*PROBLEM TO SOLVE*: Your response should consist solely of the lines from the one containing "Extract the structured" through the end of the data, copied exactly.

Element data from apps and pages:
╔══
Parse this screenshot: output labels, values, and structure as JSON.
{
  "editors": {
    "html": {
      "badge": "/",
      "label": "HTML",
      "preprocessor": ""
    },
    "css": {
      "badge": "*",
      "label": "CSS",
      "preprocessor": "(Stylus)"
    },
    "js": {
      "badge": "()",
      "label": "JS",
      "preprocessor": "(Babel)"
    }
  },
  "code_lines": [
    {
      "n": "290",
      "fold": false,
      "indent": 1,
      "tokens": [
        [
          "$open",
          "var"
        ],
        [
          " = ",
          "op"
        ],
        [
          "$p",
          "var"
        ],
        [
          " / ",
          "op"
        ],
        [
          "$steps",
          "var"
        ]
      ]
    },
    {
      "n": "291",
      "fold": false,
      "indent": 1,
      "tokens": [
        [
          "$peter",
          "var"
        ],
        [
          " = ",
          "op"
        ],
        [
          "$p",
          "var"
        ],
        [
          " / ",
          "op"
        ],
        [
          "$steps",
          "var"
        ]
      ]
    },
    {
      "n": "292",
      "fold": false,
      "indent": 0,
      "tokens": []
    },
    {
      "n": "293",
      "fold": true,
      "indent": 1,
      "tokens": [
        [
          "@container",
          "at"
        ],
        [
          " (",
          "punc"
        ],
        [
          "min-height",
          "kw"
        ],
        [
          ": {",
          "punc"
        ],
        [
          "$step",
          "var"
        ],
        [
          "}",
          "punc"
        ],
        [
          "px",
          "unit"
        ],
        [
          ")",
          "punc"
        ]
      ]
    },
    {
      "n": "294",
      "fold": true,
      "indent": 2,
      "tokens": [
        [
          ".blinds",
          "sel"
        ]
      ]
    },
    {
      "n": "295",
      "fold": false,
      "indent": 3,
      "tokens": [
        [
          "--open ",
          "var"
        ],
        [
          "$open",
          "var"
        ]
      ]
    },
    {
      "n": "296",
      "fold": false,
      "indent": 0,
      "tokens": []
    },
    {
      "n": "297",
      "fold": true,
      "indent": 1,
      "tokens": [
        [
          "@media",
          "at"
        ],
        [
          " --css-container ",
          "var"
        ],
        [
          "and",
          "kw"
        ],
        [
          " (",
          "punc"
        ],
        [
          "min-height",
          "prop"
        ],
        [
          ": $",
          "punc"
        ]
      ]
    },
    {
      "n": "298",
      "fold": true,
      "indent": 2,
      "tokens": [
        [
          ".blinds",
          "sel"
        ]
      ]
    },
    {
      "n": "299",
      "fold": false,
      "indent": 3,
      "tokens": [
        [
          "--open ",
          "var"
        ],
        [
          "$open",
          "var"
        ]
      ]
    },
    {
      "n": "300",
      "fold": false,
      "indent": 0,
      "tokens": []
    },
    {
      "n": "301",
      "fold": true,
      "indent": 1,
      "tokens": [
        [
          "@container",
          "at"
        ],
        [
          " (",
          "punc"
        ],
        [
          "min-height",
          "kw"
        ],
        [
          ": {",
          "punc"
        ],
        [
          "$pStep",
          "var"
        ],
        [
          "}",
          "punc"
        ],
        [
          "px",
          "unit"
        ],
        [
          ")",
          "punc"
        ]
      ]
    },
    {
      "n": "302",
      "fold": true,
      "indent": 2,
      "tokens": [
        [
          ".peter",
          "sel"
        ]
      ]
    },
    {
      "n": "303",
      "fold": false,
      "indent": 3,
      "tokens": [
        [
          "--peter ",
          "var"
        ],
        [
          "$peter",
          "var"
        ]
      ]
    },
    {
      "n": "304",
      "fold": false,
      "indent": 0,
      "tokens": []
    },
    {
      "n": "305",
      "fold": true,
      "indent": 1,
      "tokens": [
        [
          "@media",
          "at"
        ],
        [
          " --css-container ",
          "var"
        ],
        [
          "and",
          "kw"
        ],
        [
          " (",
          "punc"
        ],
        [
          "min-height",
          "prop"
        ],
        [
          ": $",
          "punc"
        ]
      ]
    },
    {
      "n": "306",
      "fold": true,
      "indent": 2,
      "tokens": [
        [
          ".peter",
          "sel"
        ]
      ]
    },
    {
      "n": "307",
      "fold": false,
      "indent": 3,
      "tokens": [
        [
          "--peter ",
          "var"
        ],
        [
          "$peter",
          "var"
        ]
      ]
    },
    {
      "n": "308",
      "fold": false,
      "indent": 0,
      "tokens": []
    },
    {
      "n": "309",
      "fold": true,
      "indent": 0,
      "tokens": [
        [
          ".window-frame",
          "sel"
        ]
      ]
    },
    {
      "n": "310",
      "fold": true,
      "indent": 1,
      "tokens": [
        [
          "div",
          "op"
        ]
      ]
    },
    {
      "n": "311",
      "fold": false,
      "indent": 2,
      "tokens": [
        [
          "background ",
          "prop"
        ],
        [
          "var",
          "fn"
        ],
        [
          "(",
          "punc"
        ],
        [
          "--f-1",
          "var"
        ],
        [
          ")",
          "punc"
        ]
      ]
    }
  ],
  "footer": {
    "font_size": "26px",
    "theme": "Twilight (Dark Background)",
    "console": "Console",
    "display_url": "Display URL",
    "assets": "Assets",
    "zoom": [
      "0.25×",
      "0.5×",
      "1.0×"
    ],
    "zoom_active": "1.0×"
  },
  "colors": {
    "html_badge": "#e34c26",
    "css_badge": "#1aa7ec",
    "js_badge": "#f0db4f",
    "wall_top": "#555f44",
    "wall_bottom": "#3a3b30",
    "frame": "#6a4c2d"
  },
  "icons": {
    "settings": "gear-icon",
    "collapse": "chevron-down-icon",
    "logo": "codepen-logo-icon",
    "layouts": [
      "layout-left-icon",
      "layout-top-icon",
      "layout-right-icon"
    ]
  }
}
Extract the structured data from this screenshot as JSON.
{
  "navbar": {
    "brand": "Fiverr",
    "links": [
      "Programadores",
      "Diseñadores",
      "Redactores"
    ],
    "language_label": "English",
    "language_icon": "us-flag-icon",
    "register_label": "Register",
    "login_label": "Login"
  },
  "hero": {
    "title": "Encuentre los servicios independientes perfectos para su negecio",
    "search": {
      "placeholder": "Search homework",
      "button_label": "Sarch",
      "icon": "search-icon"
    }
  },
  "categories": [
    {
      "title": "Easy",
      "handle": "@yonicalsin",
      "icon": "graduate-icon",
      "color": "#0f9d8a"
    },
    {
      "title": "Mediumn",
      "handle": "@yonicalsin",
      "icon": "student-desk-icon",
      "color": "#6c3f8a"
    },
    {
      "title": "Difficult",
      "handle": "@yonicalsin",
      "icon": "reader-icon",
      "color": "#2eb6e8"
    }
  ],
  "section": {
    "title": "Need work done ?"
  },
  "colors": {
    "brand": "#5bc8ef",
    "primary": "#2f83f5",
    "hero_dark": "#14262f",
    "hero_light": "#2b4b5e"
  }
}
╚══
*RESPONSE FOR THIS EXERCISE*:
Extract the structured data from this screenshot as JSON.
{
  "navbar": {
    "brand": "Fiverr",
    "links": [
      "Programadores",
      "Diseñadores",
      "Redactores"
    ],
    "language_label": "English",
    "language_icon": "us-flag-icon",
    "register_label": "Register",
    "login_label": "Login"
  },
  "hero": {
    "title": "Encuentre los servicios independientes perfectos para su negecio",
    "search": {
      "placeholder": "Search homework",
      "button_label": "Sarch",
      "icon": "search-icon"
    }
  },
  "categories": [
    {
      "title": "Easy",
      "handle": "@yonicalsin",
      "icon": "graduate-icon",
      "color": "#0f9d8a"
    },
    {
      "title": "Mediumn",
      "handle": "@yonicalsin",
      "icon": "student-desk-icon",
      "color": "#6c3f8a"
    },
    {
      "title": "Difficult",
      "handle": "@yonicalsin",
      "icon": "reader-icon",
      "color": "#2eb6e8"
    }
  ],
  "section": {
    "title": "Need work done ?"
  },
  "colors": {
    "brand": "#5bc8ef",
    "primary": "#2f83f5",
    "hero_dark": "#14262f",
    "hero_light": "#2b4b5e"
  }
}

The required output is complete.